This afternoon I will play tennis AND I will read

This tells the reader that *both* events are going
to happen this afternoon, me playing tennis but also me reading. The
mathematical symbol for ‘AND’ is _{}:

_{}

### IMPLIES connector

The word imply is a bit more complicated than ‘and’ and ‘or’, but not by much. It is used in everyday language, for instance something like:

Jason goes to primary school – this implies he is less than 15 years old

It’s a bit trickier to analyse whether an imply statement is true or false. There are three possibilities:

·
The first part of the statement is true, and the second part is
true as well. In that case the *implication* is *true*. This would
be the case if Jason went to primary school, and he was under 15 years old.

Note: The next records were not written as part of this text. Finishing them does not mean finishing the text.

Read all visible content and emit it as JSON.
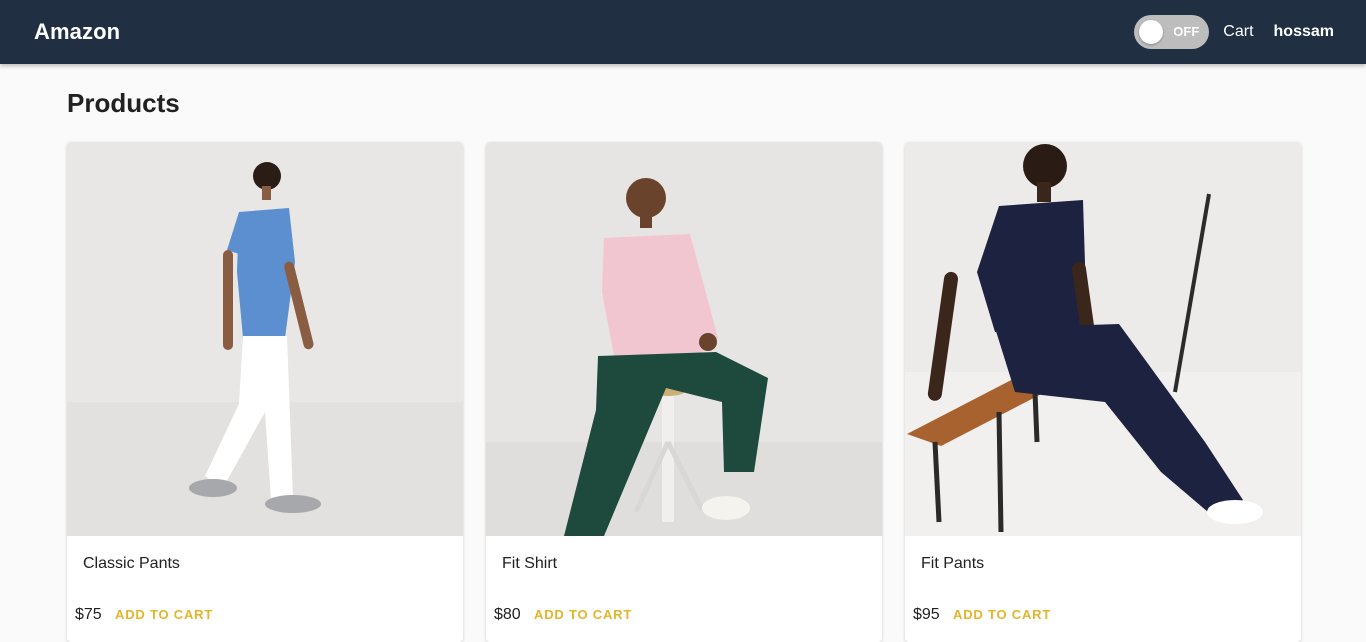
{
  "header": {
    "brand": "Amazon",
    "toggle_state": "OFF",
    "cart_label": "Cart",
    "username": "hossam",
    "background": "#212f43"
  },
  "main": {
    "title": "Products",
    "products": [
      {
        "name": "Classic Pants",
        "price": "$75",
        "action": "ADD TO CART"
      },
      {
        "name": "Fit Shirt",
        "price": "$80",
        "action": "ADD TO CART"
      },
      {
        "name": "Fit Pants",
        "price": "$95",
        "action": "ADD TO CART"
      }
    ],
    "accent": "#e4b52a"
  }
}
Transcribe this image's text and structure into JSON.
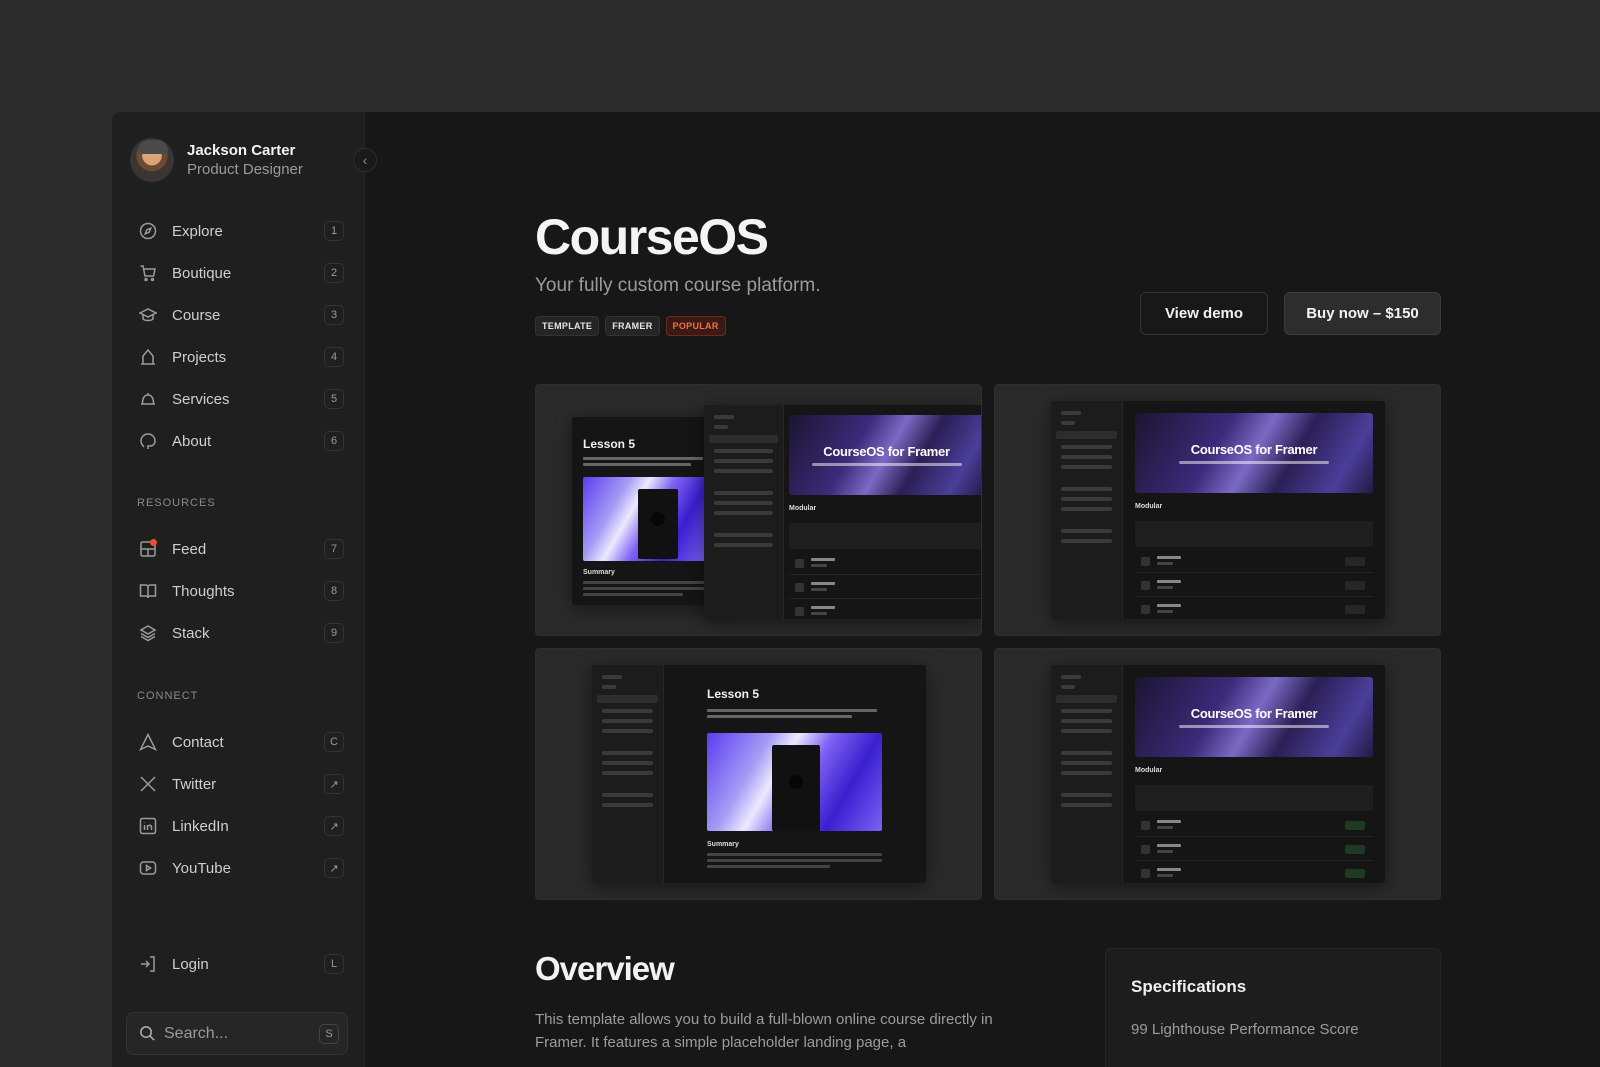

·
The first part of the statement is true, but the second part is
false. In that case the implication is *false*. This would be the case
if Jason went to primary school but was 30 years old for some reason.

·
The first part of the statement is false. In this case, the
implication is *always* true. This is sometimes confusing for people.
When the first part of the statement is false, the whole implication really has
no meaning whatsoever, it’s not really true *or* false. Whether the
second part of the statement is true can only be judged when the first part is
true – the second part *leads on* from the first part. So the convention
is that when the first part is false, we just say that the whole meaningless
implication is *true*.

Say Jason doesn’t go to primary school. Does this tell us anything for sure about whether he’s less than 15 years old? Not really. He could be 2 years old – too young for primary school but still under 15 years old. Alternatively, he could be 40 years old and working in a factory. Because we don’t have any way of judging whether the statement’s true or false, we give it the benefit of the doubt and just say it’s true.

Often the implication connector is talked about in terms of an ‘if then’ statement, like this:

*If* Jason goes to
primary school *then* he is a kid

The mathematical symbol for IMPLIES is an arrow with
two lines – _{}.
If we use ‘PS’ for primary school and ‘K’ for kid under 15 years old, the
mathematical way to write the last statement is:

_{}

### EQUIVALENCE connector

This is when two separate statements depend on each other. If something happens in one statement then something has to happen in the other statement. For instance:

I will play tennis this afternoon if I read a book, and I’ll read a book if I play tennis.

This is probably the most complicated one to analyse. Here are the four situations that can happen:

·
I play tennis, but I don’t read a book. In this case the
proposition is *false*, because it says that if I play tennis I’ll read a
book, which I didn’t.

·
I play tennis, and I read a book. This makes the proposition *true*.

·
I don’t play tennis, but read a book. This makes the proposition
*false*. The statement says that I *will* play tennis if I read a
book. I’ve read a book, but I haven’t played tennis – the statement is false.

·
I don’t play tennis, and I don’t read. This makes the
proposition *true*. The statement says that I’ll only play tennis if I read
a book, and that I’ll only read if I play tennis. Since I didn’t read, I
didn’t play tennis and vice versa. So not doing either agrees with the
statement and makes it true.

This connector is often called the ‘if and only if’ statement. You can rephrase the statement this way:

I will play tennis this afternoon ** if and only if**
I read a book, and I will read a book

**I play tennis this afternoon.**

__if and only if__I find this form easier to work with. The mathematical
symbol for EQUIVALENCE is a double headed arrow – _{}. We can rewrite the statement
mathematically like this:

_{}

### NOT connector

This is when you take something and make it the
opposite of what it was before. So if it was true, you make it false. If it
was false, you make it true. The logic symbol for this NOT connector is ‘**~**’.
So if I start with a statement like:

I will play tennis this afternoon

I can convert this into a mathematical statement just like this:

_{}

If I put a NOT symbol in front of this, I reverse the statement:

_{}

This reverses the statement so it is now:

I will not play tennis this afternoon